We took him hiking three weeks ago. He has his own backpack because anybody, no matter their species, has their own backpack when they head out with John:
He loved hiking. He did not love the other dogs, whether they were off leash or on.
He stays to his blanketed-spot on the couch nearly always, and has not jumped on the coffee table since that first day. He started wagging his tail, which when it began, was when we noticed that he had NOT been for a month! He now wags us a welcome in the morning, at night after work, and when we cross the room or have been gone for 3 minutes or more.
He jumps at fewer noises in the house, but still jumps at some.
And most importantly, let's chat about the reactivity. I'm not sure if he's less reactive - though I can say we are better at managing it. I can duck a dog heading our way before he even sees the thing. I can position us behind a parked car or in a stranger's driveway so that we can practice watching the dog walk by without his going over threshold. With me, he can currently handle a distance of across the street. Any closer, such as an unexpectedly chained or fenced dog, and he is over threshold in three seconds flat. It seems he can handle a closer dog with John.
One thing that has improved, without a doubt, is his recovery time. If he does go over threshold and starts lunging, growling, snapping and acting like he wants to devour the other dog, he can recover within one city block now.
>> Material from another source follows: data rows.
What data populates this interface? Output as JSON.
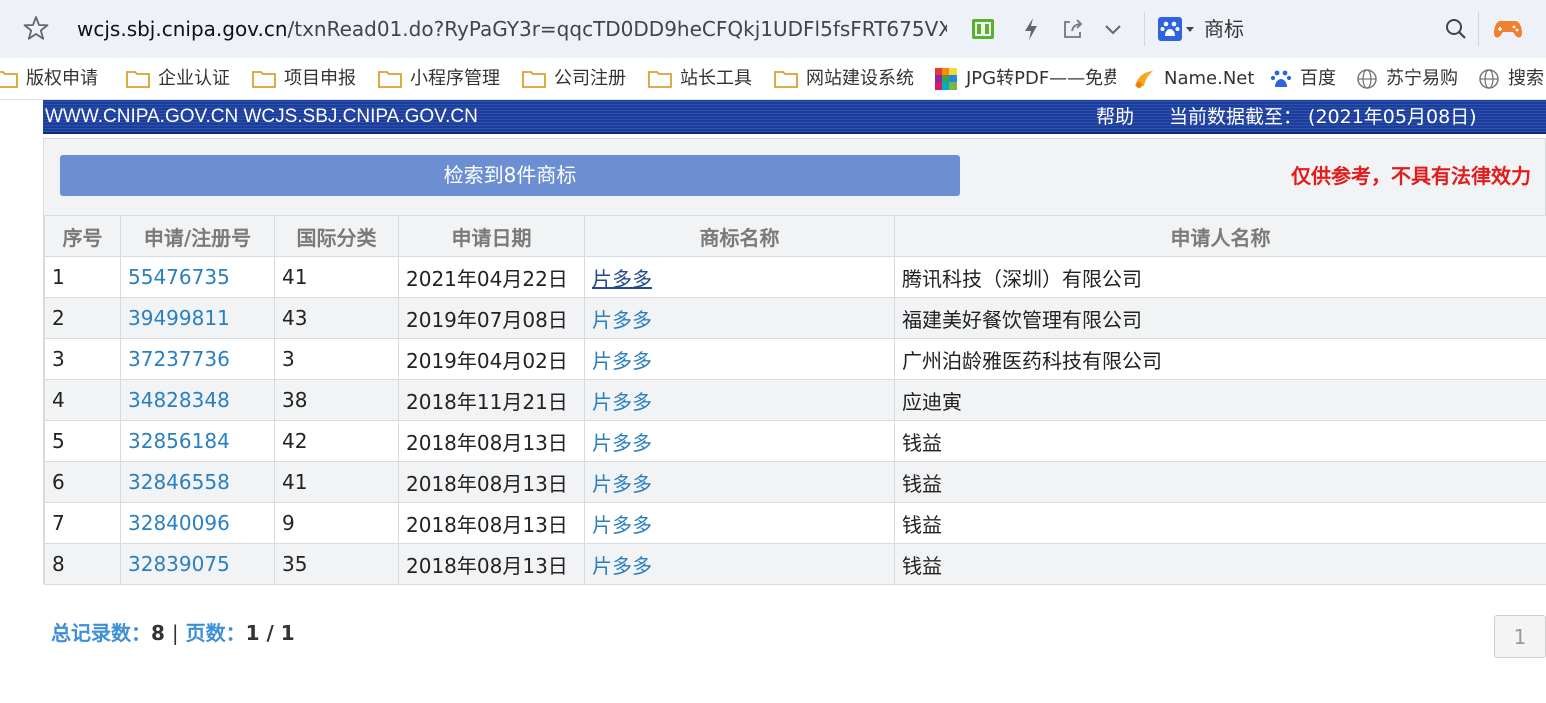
{
  "browser": {
    "url_host": "wcjs.sbj.cnipa.gov.cn",
    "url_path": "/txnRead01.do?RyPaGY3r=qqcTD0DD9heCFQkj1UDFl5fsFRT675VX",
    "search_engine_label": "商标"
  },
  "bookmarks": [
    {
      "label": "版权申请",
      "icon": "folder-icon"
    },
    {
      "label": "企业认证",
      "icon": "folder-icon"
    },
    {
      "label": "项目申报",
      "icon": "folder-icon"
    },
    {
      "label": "小程序管理",
      "icon": "folder-icon"
    },
    {
      "label": "公司注册",
      "icon": "folder-icon"
    },
    {
      "label": "站长工具",
      "icon": "folder-icon"
    },
    {
      "label": "网站建设系统",
      "icon": "folder-icon"
    },
    {
      "label": "JPG转PDF——免费",
      "icon": "pdf-tool-icon"
    },
    {
      "label": "Name.Net",
      "icon": "name-net-icon"
    },
    {
      "label": "百度",
      "icon": "baidu-paw-icon"
    },
    {
      "label": "苏宁易购",
      "icon": "globe-icon"
    },
    {
      "label": "搜索",
      "icon": "globe-icon"
    }
  ],
  "header": {
    "domains": "WWW.CNIPA.GOV.CN WCJS.SBJ.CNIPA.GOV.CN",
    "help": "帮助",
    "data_date": "当前数据截至：  (2021年05月08日)"
  },
  "results": {
    "found_label": "检索到8件商标",
    "disclaimer": "仅供参考，不具有法律效力",
    "columns": [
      "序号",
      "申请/注册号",
      "国际分类",
      "申请日期",
      "商标名称",
      "申请人名称"
    ],
    "rows": [
      [
        "1",
        "55476735",
        "41",
        "2021年04月22日",
        "片多多",
        "腾讯科技（深圳）有限公司"
      ],
      [
        "2",
        "39499811",
        "43",
        "2019年07月08日",
        "片多多",
        "福建美好餐饮管理有限公司"
      ],
      [
        "3",
        "37237736",
        "3",
        "2019年04月02日",
        "片多多",
        "广州泊龄雅医药科技有限公司"
      ],
      [
        "4",
        "34828348",
        "38",
        "2018年11月21日",
        "片多多",
        "应迪寅"
      ],
      [
        "5",
        "32856184",
        "42",
        "2018年08月13日",
        "片多多",
        "钱益"
      ],
      [
        "6",
        "32846558",
        "41",
        "2018年08月13日",
        "片多多",
        "钱益"
      ],
      [
        "7",
        "32840096",
        "9",
        "2018年08月13日",
        "片多多",
        "钱益"
      ],
      [
        "8",
        "32839075",
        "35",
        "2018年08月13日",
        "片多多",
        "钱益"
      ]
    ]
  },
  "footer": {
    "total_label": "总记录数：",
    "total_value": "8",
    "separator": "|",
    "pages_label": "页数：",
    "pages_value": "1 / 1",
    "page_button": "1"
  },
  "colors": {
    "header_strip": "#1a3d9e",
    "result_bar": "#6b8fd2",
    "link": "#2a7fc1",
    "disclaimer": "#e41b1b"
  }
}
Another improvement is that he has learned not only his name, but he's learned Sit and Shake! He is working on Down, Sit Pretty, and Come. I include Come in the 'working on' category because he's at about 80%. And 80% is really good but that other 20% is the time you really want him to obey. I don't know if any dog is 100% on the Come command. At the dog park, and on his long line, he has 90%+ recall of Come. We have not ever used it a true off-leash situation (because he's never been in one). So I call it 80%, to be safe.
But this past weekend was a slight digression from his improvement in anxiety reduction, thanks to the fireworks. Friday night the last ones that woke me up were at 2:05 AM. That erases any excuse that it's for the kids. I hate neighborhood fireworks. For Reno, the vet prescribed Xanax:
It worked for a while, and then it stopped. Next year, Xanax for me and a sedative for him. He is just today coming down fully off the heightened cortisol of the 3rd, 4th and 5th's all-day explosions. This dog has PTSD and I'm not even trying to be funny.
Of course what I'd like to see is for him to be able to pass an oncoming dog (first on the other side of the street, and eventually on the same side) without having a reaction. I'm not sure this will ever be possible; everything I read is not encouraging. But, at the 13-week mark, I can say he definitely is less anxious on walks - he does not cower at EVERY bicycle, loud car, shuffling foot, crunchy leaf. He only cowers at some of them. He used to pass all people with rolled-back ears and a low posture. He now is more perked up, almost looking like he could go over threshold, but he never does. He is less interested in people who are not me, John, and Auntie Beth (John's sister, and his bi-weekly dog walker).
He does not bark in the backyard ever anymore (thanks, we think, to the two weeks of the citronella collar), and now likes it out there - he goes out willingly and stays out there without us even, from time to time.
He is rarely interested in birds now; he saves that energy for squirrels - and cats, and dogs, of course.
He still sheds a ton; I think we're screwed on this one. When he's anxious, it seems to increase from the normal rate of Daily Shit Ton to a momentary Are You Dying? level.
In three more months, I'll remember to update on his reactivity, his leash-pulling tendencies (which are still fairly high, depending on the time of day) and his anxiety. Hopefully by documenting, there will be continued improvements seen, and thus we'll move away from feeling so on-the-fence about adding the little red leaner* to our house.
*Little Red Leaner is one of his nicknames; when he greets us in the morning, he likes to lean into us, or put the top of his head on your shin, or even on the floor, curling over and leaning in for maximum back scratchin.